--- TASK GOAL ---
Copy each line below holding "icon".

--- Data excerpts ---
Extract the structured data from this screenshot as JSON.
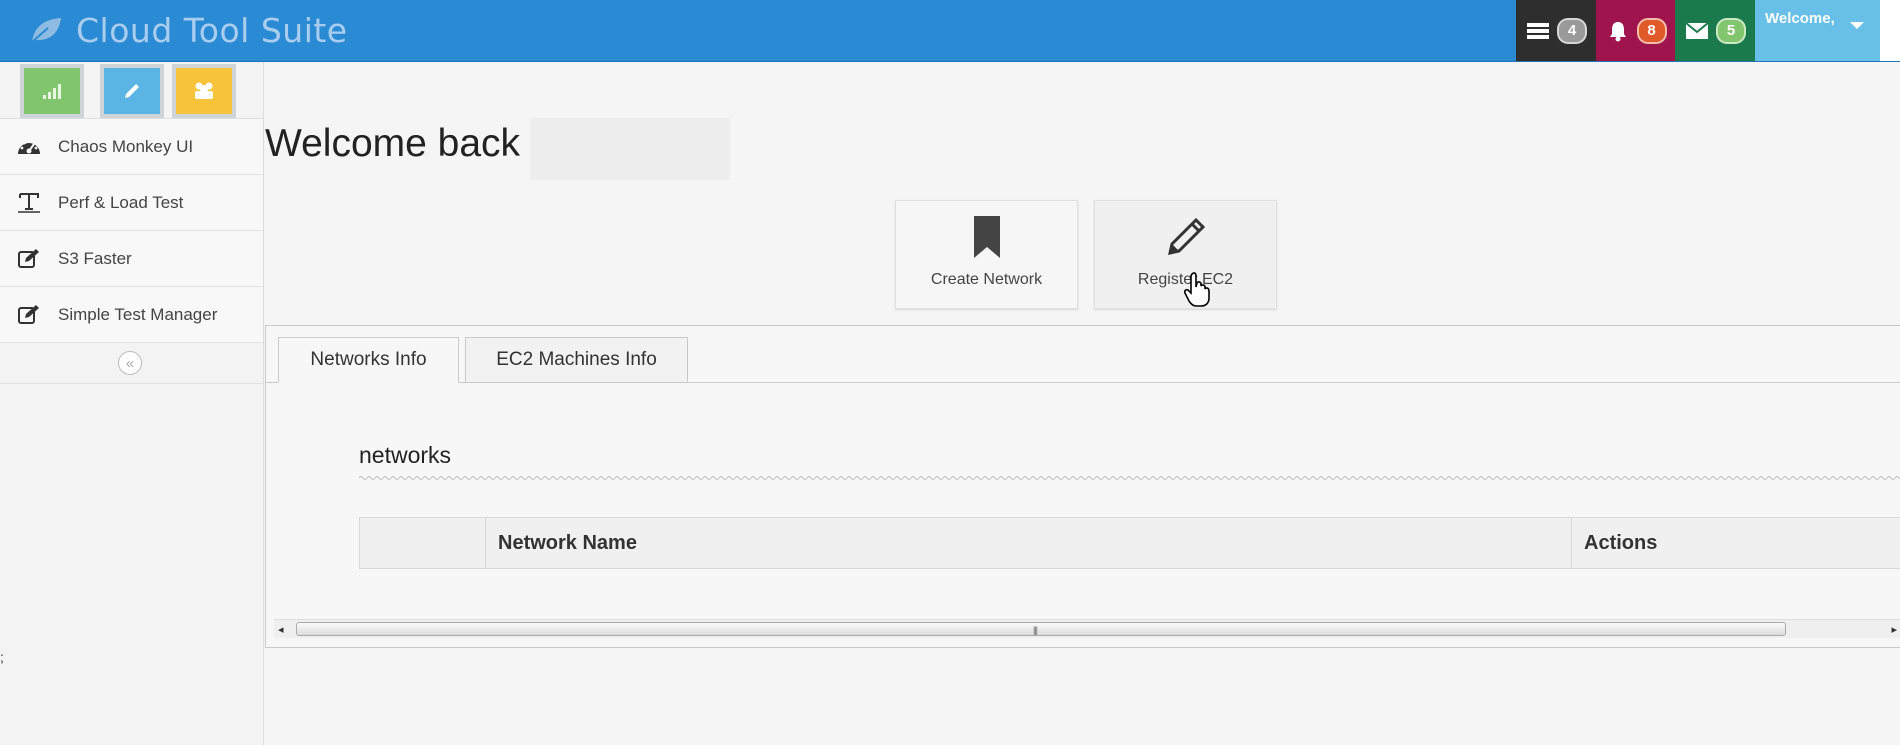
{
  "app": {
    "title": "Cloud Tool Suite"
  },
  "navbar": {
    "tasks_count": "4",
    "notifications_count": "8",
    "messages_count": "5",
    "user_label": "Welcome,",
    "colors": {
      "bar": "#2a8bd4",
      "tasks": "#2e2e2e",
      "notifications": "#a0144e",
      "messages": "#1b7a4c",
      "user": "#68bfe8"
    }
  },
  "sidebar": {
    "shortcuts": [
      {
        "icon": "signal-icon"
      },
      {
        "icon": "pencil-icon"
      },
      {
        "icon": "group-icon"
      }
    ],
    "items": [
      {
        "label": "Chaos Monkey UI",
        "icon": "dashboard-icon"
      },
      {
        "label": "Perf & Load Test",
        "icon": "text-icon"
      },
      {
        "label": "S3 Faster",
        "icon": "edit-icon"
      },
      {
        "label": "Simple Test Manager",
        "icon": "edit-icon"
      }
    ],
    "collapse_glyph": "«",
    "side_mark": ";"
  },
  "main": {
    "welcome": "Welcome back",
    "actions": [
      {
        "label": "Create Network",
        "icon": "bookmark-icon"
      },
      {
        "label": "Register EC2",
        "icon": "pencil-icon"
      }
    ],
    "tabs": [
      {
        "label": "Networks Info",
        "active": true
      },
      {
        "label": "EC2 Machines Info",
        "active": false
      }
    ],
    "section_title": "networks",
    "table": {
      "columns": [
        "",
        "Network Name",
        "Actions"
      ]
    },
    "scrollbar": {
      "left": "◂",
      "right": "▸",
      "grip": "|||"
    }
  }
}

--- RESPONSE TO THIS TASK ---
        "icon": "signal-icon"
        "icon": "pencil-icon"
        "icon": "group-icon"
        "icon": "dashboard-icon"
        "icon": "text-icon"
        "icon": "edit-icon"
        "icon": "edit-icon"
        "icon": "bookmark-icon"
        "icon": "pencil-icon"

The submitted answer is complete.